Release Year: 1990
A band with a mega successful album is a gift and a curse. On one hand, album sales translate to more wealth and fame. On the other, the pressure is on to create equally good or better follow up. Even if a band does an exceptional job on their next album, both media and fans hype it to the point where it pales in comparison to their previous release. INXS most likely felt that pressure when it came time to follow up Kick. X is a solid album, but since they follow the same routine, the album ends up being flat and just decent.
The songs on this album are all pretty good, but very few manage to be memorable or gripping. The best track is the single “Suicide Blonde.” This is the sensual, hot, sex driven INXS fans got a taste of on Kick. With a stuttering harmonica open and Michael Hutchence singing about his then girlfriend Kylie Minogue, the song is another fun, steamy classic for the band. It falls in line with tracks like “Need You Tonight” and “What You Need.” The next track, “Disappear,” is another strong track with a light, upbeat feel good mood to it that instantly gets you moving. There’s something about the vibe that makes you feel like you’re walking on air. And Huthence’s “doo doos” are irresistible. It’s a song that puts you in a good mood making it a stronger track on the album.
From there, it’s standard INXS fare: upbeat songs mixed with elements of pop and rock. A few of the songs expand into different musical genres. “Faith in Each Other” is soulful with a bluesy vibe. Hutchence’s vocals are at their peak, making you wonder how INXS thought they could be successful without him. The song is slick and cool with a killer sax solo putting the mood over the top. It’s a good song about wanting to keep the peace to make things right in the world. INXS go a little harder on “Who Pays the Price.” It has a bit of funk to it with some Western flavor thanks to the harmonica. This slight change in style mixes things up but doesn’t make the song stand out all that well. It’s good, but something it doesn’t grab you right away. Rather it takes a few listens before you start to dig it.
The biggest issue with the album is most of the songs aren’t that exciting even though they’re good. “By My Side” is a great INXS ballad in the same vein as “Never Tear Us Apart.” It has a great opening piano riff followed by Hutchence’s sweet vocals. It’s another one of their slow hits that’ll drift you away to somewhere sweet and relaxing. “The Stairs” is another strong track about life in the city. Despite its big chorus and mellow groove, it doesn’t pack a punch like similar songs. The slinky “Know the Difference” takes a bit to grow on you, but is actually really good. It has a cool electric riff to open the song and Hutchence takes on a spoken word style. There’s even a funky breakdown featuring that hot sax. It’s another fun track that makes you dance, but on the first listen the song is easy to miss.

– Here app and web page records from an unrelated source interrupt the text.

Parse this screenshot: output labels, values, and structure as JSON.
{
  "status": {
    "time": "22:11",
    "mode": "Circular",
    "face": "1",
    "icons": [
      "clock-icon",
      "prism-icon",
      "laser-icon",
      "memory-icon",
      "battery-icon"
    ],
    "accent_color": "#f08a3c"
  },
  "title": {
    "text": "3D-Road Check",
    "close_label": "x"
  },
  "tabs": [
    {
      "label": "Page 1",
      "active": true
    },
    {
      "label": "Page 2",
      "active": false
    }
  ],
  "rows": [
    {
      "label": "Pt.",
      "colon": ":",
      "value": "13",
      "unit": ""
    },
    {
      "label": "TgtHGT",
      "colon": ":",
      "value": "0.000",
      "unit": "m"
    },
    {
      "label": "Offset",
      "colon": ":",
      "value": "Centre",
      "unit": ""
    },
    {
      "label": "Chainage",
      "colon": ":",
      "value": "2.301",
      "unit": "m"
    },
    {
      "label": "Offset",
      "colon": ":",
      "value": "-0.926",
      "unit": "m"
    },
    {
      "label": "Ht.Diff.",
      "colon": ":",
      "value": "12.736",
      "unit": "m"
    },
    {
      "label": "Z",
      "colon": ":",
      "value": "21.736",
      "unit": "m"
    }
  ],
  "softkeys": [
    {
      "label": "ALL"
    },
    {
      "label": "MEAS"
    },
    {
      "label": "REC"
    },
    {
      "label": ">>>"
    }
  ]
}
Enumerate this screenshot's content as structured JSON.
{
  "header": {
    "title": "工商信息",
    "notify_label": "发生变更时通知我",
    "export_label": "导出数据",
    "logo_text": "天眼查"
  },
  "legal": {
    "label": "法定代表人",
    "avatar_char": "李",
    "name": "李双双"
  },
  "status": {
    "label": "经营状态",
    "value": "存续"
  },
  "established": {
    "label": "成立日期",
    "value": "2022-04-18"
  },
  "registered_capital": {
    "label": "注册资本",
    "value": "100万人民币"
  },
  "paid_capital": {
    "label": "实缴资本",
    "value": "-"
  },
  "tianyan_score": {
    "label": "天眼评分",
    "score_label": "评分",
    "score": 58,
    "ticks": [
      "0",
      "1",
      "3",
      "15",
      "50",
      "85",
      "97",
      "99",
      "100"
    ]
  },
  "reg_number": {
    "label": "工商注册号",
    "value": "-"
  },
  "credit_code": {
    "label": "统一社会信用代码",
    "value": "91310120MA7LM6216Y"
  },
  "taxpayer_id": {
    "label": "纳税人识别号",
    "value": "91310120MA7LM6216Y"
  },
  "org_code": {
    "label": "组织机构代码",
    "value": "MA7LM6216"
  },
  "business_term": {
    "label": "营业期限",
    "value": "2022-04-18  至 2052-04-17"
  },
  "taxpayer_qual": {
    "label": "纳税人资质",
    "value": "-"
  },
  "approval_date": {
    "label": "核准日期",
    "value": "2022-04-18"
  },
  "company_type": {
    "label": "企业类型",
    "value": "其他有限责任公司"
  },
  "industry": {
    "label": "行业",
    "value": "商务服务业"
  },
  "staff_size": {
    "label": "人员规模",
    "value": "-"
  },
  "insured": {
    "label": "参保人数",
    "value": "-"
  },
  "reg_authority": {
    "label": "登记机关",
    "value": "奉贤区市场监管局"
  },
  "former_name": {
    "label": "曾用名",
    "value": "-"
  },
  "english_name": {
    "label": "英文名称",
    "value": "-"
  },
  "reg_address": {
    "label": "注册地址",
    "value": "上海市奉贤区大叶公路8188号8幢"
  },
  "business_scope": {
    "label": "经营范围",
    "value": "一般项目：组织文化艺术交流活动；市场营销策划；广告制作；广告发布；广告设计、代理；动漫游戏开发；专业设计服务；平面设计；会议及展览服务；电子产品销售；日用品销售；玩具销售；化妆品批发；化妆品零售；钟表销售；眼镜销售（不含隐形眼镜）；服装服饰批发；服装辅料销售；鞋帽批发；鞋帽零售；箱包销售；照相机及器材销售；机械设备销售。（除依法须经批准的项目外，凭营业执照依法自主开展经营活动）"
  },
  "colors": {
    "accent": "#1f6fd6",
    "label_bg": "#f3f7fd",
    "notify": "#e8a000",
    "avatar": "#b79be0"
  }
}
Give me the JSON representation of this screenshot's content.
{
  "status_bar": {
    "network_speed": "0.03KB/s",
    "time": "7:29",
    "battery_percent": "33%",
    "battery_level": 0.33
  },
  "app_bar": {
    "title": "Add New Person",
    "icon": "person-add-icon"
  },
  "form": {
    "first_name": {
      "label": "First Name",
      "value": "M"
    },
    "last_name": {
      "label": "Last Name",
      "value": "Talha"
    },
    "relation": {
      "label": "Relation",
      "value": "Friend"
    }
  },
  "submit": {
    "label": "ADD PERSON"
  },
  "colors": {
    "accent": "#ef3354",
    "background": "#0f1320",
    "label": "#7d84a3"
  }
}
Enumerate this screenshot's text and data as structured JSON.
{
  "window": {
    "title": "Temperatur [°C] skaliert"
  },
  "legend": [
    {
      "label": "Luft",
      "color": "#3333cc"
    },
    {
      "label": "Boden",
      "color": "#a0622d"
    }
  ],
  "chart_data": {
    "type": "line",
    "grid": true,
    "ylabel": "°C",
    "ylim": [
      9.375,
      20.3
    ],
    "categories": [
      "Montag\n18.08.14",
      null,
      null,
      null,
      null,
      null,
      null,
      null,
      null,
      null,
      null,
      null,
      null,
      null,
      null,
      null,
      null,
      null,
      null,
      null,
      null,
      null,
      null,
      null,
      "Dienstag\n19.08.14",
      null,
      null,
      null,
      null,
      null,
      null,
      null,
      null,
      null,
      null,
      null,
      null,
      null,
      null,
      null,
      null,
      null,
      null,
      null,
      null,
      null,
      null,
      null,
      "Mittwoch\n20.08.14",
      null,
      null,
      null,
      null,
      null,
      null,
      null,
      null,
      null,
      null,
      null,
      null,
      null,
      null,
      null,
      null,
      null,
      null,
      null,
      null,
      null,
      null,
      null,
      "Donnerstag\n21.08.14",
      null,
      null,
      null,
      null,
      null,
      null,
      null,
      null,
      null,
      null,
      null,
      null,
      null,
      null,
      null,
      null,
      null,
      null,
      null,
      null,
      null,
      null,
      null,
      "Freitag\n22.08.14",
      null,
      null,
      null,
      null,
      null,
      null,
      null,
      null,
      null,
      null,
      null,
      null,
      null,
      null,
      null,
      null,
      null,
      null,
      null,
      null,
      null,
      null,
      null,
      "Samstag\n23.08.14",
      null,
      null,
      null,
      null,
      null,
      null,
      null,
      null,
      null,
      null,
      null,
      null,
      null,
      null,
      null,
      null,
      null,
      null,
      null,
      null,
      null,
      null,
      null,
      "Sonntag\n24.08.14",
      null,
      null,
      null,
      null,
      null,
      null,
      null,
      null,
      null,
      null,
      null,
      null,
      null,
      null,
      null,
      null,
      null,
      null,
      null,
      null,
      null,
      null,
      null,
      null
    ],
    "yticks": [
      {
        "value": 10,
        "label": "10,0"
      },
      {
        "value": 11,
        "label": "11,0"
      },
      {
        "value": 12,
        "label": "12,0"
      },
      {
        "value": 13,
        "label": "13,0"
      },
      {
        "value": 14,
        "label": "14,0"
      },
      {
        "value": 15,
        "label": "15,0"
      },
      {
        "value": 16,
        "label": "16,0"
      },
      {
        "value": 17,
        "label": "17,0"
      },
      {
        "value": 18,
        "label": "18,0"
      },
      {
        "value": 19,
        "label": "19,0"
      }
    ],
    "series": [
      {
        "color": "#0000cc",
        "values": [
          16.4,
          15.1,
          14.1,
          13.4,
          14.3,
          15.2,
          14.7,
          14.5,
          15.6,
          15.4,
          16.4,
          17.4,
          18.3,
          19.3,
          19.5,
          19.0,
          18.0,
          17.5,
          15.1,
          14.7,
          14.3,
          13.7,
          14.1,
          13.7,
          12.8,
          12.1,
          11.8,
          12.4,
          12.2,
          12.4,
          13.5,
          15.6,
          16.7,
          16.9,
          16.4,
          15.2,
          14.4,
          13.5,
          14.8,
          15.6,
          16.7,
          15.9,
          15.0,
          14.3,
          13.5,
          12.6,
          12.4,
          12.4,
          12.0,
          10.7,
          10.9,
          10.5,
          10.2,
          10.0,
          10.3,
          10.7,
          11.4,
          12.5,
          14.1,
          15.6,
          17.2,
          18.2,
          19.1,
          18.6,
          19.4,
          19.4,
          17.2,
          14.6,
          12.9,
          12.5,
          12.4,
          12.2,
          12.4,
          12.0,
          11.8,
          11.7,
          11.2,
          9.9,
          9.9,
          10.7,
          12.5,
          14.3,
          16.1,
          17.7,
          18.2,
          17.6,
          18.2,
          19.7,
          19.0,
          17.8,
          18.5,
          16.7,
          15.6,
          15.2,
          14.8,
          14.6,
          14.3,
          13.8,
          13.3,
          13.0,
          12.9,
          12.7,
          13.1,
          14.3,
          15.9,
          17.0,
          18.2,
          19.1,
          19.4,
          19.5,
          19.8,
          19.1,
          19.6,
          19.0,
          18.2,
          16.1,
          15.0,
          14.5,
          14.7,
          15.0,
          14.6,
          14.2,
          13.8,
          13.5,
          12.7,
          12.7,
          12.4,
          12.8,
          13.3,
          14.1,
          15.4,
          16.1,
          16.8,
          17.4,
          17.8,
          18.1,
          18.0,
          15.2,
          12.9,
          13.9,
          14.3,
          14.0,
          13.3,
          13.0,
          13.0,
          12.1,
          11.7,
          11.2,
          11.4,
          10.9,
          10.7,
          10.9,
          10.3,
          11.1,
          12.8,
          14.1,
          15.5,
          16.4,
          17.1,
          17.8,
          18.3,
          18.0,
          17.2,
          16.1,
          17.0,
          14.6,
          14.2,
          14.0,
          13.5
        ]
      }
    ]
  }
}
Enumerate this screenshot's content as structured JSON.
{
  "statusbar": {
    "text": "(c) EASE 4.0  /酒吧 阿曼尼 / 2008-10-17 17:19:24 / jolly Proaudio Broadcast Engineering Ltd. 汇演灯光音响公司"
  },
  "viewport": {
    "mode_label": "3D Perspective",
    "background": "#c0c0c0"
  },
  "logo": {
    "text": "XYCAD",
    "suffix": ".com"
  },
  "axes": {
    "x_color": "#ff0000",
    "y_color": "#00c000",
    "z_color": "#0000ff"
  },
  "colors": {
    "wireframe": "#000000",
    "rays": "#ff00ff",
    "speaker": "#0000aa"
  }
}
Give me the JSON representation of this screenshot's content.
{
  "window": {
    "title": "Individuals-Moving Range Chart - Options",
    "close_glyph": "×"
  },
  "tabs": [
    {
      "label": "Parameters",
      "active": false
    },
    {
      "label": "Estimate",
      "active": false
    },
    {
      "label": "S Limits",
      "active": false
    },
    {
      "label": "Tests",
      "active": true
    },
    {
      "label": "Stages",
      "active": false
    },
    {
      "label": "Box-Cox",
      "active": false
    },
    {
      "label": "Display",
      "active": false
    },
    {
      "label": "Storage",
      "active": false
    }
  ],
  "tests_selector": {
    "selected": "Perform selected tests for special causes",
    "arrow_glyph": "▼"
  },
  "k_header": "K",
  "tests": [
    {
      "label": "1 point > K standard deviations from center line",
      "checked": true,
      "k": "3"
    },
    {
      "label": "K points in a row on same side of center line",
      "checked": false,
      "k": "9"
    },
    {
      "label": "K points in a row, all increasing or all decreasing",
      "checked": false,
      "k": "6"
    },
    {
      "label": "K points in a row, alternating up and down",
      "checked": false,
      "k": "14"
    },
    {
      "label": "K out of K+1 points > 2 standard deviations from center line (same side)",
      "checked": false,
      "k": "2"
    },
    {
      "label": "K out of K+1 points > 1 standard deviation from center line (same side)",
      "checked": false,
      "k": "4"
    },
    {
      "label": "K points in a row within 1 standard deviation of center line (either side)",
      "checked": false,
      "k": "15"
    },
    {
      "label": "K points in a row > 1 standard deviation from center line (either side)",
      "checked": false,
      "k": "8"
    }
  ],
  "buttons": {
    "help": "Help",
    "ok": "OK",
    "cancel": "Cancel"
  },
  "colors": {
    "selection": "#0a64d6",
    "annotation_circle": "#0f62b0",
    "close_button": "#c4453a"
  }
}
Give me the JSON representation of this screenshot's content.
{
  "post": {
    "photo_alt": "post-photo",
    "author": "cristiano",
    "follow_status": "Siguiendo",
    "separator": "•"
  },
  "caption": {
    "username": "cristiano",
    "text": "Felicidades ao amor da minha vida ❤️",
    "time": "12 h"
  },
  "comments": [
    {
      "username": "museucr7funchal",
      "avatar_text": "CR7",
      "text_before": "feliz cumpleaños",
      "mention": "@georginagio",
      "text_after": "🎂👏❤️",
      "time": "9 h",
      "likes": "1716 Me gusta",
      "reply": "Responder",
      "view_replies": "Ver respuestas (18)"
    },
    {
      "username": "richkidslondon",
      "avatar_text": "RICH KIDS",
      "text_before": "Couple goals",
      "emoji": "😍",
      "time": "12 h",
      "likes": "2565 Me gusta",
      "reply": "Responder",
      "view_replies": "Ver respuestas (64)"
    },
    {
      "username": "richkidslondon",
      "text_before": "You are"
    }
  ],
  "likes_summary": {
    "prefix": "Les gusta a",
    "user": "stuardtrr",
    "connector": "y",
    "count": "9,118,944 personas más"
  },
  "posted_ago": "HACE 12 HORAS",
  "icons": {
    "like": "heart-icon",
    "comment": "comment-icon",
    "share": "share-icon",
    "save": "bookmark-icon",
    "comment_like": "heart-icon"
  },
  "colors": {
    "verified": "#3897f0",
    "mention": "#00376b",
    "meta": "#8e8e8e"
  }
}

“Bitter Tears” is a contender for best song on the album. It’s classic INXS all the way; catchy hook, great upbeat music, and a stellar performance from Hutchence. But since it’s buried at the back end of the album, it’s easy to ignore. Aside from this song, the rest of them have the same problem. They’re not bad, rather unremarkable. The thing that makes “Lately” memorable is the sexy, exotic music. The hook isn’t bad, but isn’t an earworm like their past songs. It’s good, but nowhere near their best. Closing tracks “On My Way” and “Hear that Sound” are like the other songs on the album: solid and nice to listen to, but ultimately forgettable.
X is a solid album for INXS, but is nowhere near what they achieved with Kick. It’s unfair to compare the two, but whereas that album was so exciting, kick ass, and memorable, this is one is just good. Most of the songs are forgettable with only one or two being stand outs. Other songs are good, but don’t grab your attention. It could be a case of the band following a safe formula and not straying far from what they’ve done before. They’re not hard hitting, catchy, sexy, or different like their past material. For this album, INXS follows a similar formula they did with Kick and only mix things up on few tracks. Unfortunately, this record doesn’t really keep your attention; you tune it out pretty quickly.